*EXERCISE DIRECTIONS*:
Below are some records. Pull every line that contains the word "code".

━━━━━ DATASET ━━━━━

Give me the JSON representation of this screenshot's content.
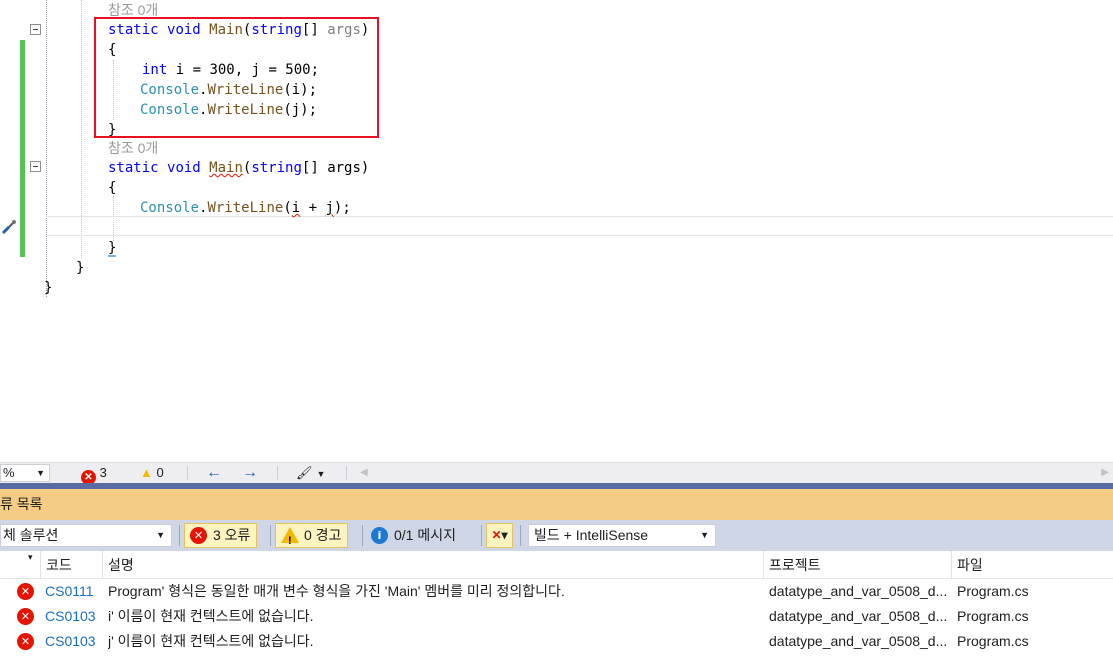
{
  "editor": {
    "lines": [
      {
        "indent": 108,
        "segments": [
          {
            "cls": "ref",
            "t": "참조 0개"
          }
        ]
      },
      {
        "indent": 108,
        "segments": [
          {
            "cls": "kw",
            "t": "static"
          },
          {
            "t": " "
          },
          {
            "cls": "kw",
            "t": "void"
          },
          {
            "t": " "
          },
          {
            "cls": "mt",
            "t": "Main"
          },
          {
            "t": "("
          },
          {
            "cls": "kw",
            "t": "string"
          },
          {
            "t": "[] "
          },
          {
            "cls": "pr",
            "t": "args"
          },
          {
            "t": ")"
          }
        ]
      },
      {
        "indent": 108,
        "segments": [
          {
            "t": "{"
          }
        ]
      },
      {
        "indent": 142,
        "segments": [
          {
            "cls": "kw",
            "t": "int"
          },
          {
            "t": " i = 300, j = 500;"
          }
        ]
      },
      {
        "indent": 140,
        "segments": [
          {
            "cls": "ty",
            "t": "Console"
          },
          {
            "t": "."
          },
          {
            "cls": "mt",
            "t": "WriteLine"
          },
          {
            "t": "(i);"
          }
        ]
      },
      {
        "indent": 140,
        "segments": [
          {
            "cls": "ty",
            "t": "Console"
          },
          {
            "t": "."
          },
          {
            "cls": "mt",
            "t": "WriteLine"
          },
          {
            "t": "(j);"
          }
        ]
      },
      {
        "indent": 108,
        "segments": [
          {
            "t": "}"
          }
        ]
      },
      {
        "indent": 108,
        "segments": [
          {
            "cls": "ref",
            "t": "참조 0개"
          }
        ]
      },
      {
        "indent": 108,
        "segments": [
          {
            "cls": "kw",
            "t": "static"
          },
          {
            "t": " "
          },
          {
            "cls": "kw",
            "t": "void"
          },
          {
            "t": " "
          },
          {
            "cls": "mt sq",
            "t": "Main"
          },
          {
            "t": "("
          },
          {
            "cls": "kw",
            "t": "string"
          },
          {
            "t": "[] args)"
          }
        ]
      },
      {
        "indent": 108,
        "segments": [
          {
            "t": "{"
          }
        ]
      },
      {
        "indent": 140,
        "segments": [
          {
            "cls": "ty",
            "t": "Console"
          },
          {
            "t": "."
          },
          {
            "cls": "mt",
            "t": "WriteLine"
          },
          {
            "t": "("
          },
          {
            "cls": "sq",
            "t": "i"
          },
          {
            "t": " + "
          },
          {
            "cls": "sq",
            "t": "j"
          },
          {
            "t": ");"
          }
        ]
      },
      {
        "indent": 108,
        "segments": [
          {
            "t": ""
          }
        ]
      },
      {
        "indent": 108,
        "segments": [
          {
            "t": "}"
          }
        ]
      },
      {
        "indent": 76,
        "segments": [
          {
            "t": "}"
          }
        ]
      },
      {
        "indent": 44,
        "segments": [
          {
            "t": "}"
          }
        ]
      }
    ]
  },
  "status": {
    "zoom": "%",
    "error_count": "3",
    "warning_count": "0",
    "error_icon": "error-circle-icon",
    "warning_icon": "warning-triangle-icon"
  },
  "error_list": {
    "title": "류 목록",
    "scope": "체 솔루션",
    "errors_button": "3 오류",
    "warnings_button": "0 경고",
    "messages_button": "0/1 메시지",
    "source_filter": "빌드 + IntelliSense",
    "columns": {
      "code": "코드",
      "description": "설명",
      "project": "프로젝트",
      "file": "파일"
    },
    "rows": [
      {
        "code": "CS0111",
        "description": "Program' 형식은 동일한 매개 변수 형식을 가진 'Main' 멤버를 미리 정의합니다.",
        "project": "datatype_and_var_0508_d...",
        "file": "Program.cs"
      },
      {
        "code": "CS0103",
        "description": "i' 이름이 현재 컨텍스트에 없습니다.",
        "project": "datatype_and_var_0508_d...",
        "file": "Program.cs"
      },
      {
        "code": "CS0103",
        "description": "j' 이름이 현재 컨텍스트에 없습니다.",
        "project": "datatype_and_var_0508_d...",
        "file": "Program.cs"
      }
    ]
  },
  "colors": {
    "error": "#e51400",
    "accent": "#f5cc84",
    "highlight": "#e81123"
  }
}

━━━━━
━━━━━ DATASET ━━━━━

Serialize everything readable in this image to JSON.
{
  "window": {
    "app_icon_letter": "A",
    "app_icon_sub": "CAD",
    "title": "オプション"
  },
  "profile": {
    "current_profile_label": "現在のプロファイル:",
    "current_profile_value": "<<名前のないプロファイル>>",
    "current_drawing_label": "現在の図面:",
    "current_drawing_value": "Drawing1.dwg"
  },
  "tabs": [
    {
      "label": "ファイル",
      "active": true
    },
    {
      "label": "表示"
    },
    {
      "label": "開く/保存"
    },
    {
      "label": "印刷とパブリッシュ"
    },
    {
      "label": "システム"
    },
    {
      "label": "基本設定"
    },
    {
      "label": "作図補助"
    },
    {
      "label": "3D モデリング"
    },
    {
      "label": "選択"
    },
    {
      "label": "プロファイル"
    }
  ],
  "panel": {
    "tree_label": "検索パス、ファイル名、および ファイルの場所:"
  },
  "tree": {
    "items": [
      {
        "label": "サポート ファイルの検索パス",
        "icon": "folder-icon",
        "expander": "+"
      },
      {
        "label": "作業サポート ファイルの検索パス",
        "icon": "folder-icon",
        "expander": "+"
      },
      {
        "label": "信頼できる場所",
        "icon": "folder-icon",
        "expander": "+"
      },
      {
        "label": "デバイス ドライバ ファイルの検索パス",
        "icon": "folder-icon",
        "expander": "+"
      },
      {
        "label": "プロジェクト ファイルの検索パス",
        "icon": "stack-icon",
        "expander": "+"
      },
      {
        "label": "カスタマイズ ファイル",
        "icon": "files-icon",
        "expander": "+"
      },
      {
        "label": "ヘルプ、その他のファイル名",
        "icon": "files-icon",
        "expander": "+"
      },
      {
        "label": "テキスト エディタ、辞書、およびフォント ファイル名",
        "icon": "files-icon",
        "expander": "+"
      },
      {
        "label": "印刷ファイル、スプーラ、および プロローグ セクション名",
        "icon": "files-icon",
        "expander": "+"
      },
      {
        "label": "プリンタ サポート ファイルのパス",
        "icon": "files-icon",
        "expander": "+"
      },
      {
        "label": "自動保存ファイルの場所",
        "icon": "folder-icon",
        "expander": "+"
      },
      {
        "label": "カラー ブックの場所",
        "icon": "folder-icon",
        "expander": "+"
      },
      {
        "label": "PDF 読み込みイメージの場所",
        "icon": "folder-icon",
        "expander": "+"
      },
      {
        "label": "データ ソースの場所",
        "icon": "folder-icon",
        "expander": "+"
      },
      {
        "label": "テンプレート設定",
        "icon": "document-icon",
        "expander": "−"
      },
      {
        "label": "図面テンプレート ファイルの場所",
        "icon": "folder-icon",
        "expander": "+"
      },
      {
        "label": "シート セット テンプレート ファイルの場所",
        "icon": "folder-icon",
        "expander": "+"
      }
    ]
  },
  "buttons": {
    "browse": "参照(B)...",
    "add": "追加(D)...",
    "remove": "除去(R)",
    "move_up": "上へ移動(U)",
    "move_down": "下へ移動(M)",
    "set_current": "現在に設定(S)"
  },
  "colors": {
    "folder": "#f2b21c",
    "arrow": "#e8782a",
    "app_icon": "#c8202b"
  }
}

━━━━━

*SOLUTION FOR THIS EXERCISE*:
      "code": "코드",
        "code": "CS0111",
        "code": "CS0103",
        "code": "CS0103",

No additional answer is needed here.